Sunday, August 29, 2010

Science saves volcano virgins

The Sunday funnies

Sunday mornings are a good time for enjoying the funnies. I am not, however, limiting myself to what I discover in the comics section of the daily newspaper. Some of the most entertainingly amusing stuff is on television, where religious broadcasters present surreal comedy routines that they deliver with astonishing earnestness. (I marvel at how they manage to keep a straight face.)

This morning's entertainment was provided in part by Shawn Boonstra, an earnest and soft-spoken television preacher who styles himself as the “speaker/director” of his It Is Written ministry. He had set himself the task of discussing Einstein's brain and using it as an example of the insufficiency of natural processes to explain the existence or intelligence of humanity.
You know, on paper, sometimes the theory of evolution makes pretty good sense, but don't you find there's this nagging doubt in your heart that tells you this place couldn't possibly have come into existence by accident? How in the world does a cosmic accident develop to the point where we can generate nuclear power? What can we learn from a literal chunk of Einstein's brain?
Ah, yes, the “cosmic accident.” Time to pull God out of the hat as a convenient explanation.

If that were all, Boonstra's presentation would have passed by, unremarked and unremarkable. Fortunately, however, for the sake of my morning entertainment, he had a compelling argument for God's existence based on morality. Without a divine lawgiver, you see, anything goes! While I had heard that before, too, I hadn't heard his precise example before:
If we accept the atheist view of our origins then we have to admit that ideas like good and evil or right and wrong are nothing but human concoctions, the products of our culture. And if you accept that morality is something invented by human beings, you run into a pretty big problem. If one culture says that it's okay to throw young virgins into an active volcano in order to appease the gods of the underworld, then who's allowed to say that's wrong? By what authority can they possibly critique that behavior?
By the authority of science, of course! Science amply demonstrates that volcanoes are not propitiated by virgin sacrifice. The virgins thus spared can then be employed in more productive ways.

Yay, science! Boo, volcano gods!
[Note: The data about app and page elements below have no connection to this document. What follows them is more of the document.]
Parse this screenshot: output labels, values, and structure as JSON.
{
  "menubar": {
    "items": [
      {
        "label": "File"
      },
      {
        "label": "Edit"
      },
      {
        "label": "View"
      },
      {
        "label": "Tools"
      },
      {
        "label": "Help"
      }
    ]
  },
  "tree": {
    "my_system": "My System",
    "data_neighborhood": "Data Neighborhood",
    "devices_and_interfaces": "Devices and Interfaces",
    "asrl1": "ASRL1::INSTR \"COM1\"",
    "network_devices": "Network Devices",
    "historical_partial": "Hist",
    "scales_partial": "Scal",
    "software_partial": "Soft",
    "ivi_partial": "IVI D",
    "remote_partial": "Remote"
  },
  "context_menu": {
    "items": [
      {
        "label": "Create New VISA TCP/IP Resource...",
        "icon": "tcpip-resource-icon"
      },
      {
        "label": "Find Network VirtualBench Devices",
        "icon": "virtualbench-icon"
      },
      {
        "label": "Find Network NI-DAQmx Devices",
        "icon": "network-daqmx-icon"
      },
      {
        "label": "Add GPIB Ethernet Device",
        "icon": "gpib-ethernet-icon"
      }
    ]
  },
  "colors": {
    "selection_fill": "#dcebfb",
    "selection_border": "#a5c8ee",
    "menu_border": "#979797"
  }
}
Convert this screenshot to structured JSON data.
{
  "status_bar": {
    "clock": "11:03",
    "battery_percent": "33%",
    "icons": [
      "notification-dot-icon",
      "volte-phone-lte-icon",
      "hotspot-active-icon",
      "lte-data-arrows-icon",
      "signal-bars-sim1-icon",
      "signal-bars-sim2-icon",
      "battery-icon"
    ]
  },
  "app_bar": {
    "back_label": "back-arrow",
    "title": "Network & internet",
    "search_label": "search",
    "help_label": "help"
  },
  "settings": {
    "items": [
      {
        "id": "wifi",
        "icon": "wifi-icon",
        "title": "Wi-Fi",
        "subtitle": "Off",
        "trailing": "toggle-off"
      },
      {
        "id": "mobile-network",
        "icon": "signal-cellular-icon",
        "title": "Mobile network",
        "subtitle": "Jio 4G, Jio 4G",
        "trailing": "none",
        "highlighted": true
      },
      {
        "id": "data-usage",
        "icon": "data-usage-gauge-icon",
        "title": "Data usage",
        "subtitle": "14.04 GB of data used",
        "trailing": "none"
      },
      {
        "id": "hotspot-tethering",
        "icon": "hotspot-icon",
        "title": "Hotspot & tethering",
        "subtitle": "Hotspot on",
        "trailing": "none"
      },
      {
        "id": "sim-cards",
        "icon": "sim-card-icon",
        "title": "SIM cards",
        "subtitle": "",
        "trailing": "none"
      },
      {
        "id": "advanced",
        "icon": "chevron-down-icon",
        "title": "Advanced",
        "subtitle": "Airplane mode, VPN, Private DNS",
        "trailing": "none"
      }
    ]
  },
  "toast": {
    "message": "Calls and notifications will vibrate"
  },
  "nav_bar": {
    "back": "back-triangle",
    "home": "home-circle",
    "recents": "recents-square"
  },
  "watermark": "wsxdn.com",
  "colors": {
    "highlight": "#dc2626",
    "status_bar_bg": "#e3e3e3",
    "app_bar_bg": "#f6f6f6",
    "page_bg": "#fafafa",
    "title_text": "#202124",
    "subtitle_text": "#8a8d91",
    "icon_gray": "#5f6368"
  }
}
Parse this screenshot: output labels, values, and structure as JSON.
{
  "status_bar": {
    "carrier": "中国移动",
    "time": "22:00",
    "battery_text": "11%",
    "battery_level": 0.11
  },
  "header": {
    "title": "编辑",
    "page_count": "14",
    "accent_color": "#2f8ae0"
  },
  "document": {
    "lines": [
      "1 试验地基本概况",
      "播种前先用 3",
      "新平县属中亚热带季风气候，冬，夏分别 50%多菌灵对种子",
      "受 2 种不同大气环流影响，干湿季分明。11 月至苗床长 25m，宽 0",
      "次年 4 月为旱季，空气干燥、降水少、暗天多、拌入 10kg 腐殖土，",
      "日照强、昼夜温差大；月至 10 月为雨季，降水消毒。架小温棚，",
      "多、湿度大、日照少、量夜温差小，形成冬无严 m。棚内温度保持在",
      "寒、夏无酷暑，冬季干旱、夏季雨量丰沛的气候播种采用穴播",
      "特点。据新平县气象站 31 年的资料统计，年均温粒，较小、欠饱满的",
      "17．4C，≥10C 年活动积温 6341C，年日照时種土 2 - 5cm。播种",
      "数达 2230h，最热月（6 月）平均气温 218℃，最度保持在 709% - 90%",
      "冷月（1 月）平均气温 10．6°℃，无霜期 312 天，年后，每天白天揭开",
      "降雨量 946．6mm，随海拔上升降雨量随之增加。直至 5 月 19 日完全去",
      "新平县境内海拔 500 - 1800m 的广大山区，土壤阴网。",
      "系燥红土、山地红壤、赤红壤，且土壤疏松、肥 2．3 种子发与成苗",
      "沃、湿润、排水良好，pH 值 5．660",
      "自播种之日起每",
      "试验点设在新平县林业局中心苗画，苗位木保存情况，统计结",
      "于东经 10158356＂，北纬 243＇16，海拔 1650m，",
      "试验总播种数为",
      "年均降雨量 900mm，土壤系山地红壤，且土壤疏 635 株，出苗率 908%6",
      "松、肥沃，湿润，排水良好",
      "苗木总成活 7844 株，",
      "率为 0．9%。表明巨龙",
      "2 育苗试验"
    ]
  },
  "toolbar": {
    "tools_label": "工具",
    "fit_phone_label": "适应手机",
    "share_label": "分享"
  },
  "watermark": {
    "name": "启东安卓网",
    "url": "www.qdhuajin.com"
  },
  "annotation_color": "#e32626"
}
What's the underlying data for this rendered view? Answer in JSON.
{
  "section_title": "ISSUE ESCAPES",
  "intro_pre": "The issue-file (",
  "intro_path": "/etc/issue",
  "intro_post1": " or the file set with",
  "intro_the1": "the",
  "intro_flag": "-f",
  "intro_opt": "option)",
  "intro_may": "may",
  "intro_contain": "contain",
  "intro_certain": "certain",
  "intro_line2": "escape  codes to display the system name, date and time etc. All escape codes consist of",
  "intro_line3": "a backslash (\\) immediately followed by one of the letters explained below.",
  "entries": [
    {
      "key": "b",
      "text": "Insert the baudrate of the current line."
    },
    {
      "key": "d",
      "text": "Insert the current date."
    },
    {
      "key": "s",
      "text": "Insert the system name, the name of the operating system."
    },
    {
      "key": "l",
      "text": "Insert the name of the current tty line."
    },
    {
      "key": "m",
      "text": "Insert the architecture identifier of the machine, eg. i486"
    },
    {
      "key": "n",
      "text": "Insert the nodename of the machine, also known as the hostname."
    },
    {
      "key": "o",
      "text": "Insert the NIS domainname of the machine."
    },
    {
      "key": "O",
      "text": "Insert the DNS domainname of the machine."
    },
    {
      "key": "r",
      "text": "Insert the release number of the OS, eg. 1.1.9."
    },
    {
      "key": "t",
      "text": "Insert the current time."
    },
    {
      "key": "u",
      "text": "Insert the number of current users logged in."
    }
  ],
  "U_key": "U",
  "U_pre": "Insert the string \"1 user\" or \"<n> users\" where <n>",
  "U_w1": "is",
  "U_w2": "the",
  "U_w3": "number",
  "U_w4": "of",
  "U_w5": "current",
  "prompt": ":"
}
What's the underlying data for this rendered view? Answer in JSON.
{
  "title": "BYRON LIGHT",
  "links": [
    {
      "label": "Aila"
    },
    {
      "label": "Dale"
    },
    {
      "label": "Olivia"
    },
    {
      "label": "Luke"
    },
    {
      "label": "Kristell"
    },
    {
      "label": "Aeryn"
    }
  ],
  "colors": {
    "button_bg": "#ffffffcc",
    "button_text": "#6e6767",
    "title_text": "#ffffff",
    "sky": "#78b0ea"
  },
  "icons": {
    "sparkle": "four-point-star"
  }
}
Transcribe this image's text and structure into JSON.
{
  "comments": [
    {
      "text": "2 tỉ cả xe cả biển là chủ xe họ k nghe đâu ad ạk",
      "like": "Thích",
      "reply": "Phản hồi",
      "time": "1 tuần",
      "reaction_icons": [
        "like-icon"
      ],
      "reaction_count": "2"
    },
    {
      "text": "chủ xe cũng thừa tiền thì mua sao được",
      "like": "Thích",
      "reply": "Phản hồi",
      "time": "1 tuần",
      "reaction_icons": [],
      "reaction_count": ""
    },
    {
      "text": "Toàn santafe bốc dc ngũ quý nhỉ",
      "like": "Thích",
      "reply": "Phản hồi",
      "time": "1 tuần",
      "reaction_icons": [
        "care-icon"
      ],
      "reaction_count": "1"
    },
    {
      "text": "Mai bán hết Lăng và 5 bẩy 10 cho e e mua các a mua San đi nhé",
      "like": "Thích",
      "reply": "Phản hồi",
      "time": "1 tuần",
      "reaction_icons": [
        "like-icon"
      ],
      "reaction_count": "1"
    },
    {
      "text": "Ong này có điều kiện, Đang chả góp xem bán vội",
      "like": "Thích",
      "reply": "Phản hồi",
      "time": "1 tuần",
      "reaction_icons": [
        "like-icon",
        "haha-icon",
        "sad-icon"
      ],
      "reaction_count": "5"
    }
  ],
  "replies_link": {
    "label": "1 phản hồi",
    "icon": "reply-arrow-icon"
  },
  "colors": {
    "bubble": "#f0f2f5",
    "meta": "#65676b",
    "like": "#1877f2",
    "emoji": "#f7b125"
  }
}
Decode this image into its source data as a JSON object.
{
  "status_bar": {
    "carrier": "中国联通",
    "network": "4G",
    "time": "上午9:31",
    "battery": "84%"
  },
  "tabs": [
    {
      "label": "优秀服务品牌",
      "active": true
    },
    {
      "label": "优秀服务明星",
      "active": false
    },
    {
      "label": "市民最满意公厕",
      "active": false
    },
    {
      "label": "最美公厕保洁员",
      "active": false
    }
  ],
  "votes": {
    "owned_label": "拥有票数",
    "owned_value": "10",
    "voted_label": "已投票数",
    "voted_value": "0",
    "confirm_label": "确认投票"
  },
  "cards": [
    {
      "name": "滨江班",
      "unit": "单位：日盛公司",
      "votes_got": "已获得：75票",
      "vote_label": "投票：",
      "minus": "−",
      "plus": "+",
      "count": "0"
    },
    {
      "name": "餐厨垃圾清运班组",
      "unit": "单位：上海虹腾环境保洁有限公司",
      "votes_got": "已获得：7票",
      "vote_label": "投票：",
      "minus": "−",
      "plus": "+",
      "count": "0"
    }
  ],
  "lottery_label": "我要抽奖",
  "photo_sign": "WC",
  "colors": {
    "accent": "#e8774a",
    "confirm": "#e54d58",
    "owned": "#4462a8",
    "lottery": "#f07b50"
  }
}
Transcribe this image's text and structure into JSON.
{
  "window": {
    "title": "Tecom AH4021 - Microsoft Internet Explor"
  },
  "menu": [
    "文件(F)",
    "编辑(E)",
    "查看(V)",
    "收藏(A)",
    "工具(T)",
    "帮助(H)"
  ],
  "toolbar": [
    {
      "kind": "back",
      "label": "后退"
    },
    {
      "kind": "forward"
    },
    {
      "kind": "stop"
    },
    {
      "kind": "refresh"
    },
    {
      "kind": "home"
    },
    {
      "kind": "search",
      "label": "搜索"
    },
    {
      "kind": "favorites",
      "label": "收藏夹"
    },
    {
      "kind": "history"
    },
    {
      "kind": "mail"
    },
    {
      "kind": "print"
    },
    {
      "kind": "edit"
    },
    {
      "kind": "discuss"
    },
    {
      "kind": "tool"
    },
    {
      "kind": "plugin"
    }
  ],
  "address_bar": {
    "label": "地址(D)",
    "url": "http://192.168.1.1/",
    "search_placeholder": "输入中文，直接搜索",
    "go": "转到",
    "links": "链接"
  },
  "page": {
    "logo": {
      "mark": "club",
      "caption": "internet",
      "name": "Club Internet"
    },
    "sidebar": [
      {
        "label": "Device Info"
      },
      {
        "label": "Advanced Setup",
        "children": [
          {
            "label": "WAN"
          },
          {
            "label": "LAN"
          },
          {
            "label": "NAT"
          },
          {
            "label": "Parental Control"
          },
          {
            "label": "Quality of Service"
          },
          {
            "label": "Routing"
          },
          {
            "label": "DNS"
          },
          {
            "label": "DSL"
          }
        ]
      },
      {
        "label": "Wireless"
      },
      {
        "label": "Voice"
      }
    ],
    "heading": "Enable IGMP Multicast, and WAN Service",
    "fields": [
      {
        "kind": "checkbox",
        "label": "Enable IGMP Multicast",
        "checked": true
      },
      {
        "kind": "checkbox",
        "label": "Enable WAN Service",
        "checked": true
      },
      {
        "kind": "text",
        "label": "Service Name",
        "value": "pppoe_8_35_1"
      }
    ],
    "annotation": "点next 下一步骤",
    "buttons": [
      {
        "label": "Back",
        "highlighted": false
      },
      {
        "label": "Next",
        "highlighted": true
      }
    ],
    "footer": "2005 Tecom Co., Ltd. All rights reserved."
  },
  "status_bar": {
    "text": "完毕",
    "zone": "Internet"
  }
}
But Boonstra had worked up a head of steam, so he kept rolling along:
Not only do I believe in a creator God, I also believe in a moral God, a great lawgiver who gave us a perfect moral code. And far from being a outdated set of do's and dont's from some ancient outmoded religion, the Ten Commandments still remain God's standard for right and wrong today. They're laws that just make sense.
A perfect moral code? I'll bet that Boonstra can't define it. Or, at least, he'll have a hell of a time explaining why it's important to avoid eating shellfish while stoning one's recalcitrant children. Or raping virgins that belong to enemy tribes (assuming you don't need them for the volcanoes).

And the Ten Commandments make sense? Excuse me, but I think George Carlin has persuasively demonstrated that they are terribly overwritten and fraught with the insecurities of a compulsively jealous deity.

Amen.

6 comments:

kai said...

And indeed, by what authority can we critique the burning of witches?

CortxVortx said...

(wades through mabuslobber)

Is that the same "It Is Written" formerly hosted by Jack Van Impe? He was a hoot. I recall one sermon about all the demons floating around in the atmosphere, intercepting prayers ("principalities of the air"), and Jack whining, "I fear for the astronauts!"

Comedy gold.

DM said...

hawking is WRONG

DM said...

hawking is WRONG

science cannot explain NOTHING!

Lsquared said...

When my religious friends bring up the "cosmic accident" argument, I wince, but at least their point of view hangs together in a consistent way (I'm also religious, but the cosmic accident argument just shows a fantastic amount of lack of knowledge of science... and probability). When my kid's friend claims vociferously that there can't be a god, and then goes on to cite the cosmic accident argument (just about human evolution, though) as clear evidence that we were genetically engineered by aliens, I just want to cry.

cipher said...

Is that the same "It Is Written" formerly hosted by Jack Van Impe?

The people behind It Is Written are Seventh Day Adventists - a slightly more tolerable brand of crazies, as they believe in conditional immortality (i.e., that non-believers will simply cease to exist).

Van Impe is independent, I believe - but he still thinks we're all going to hell.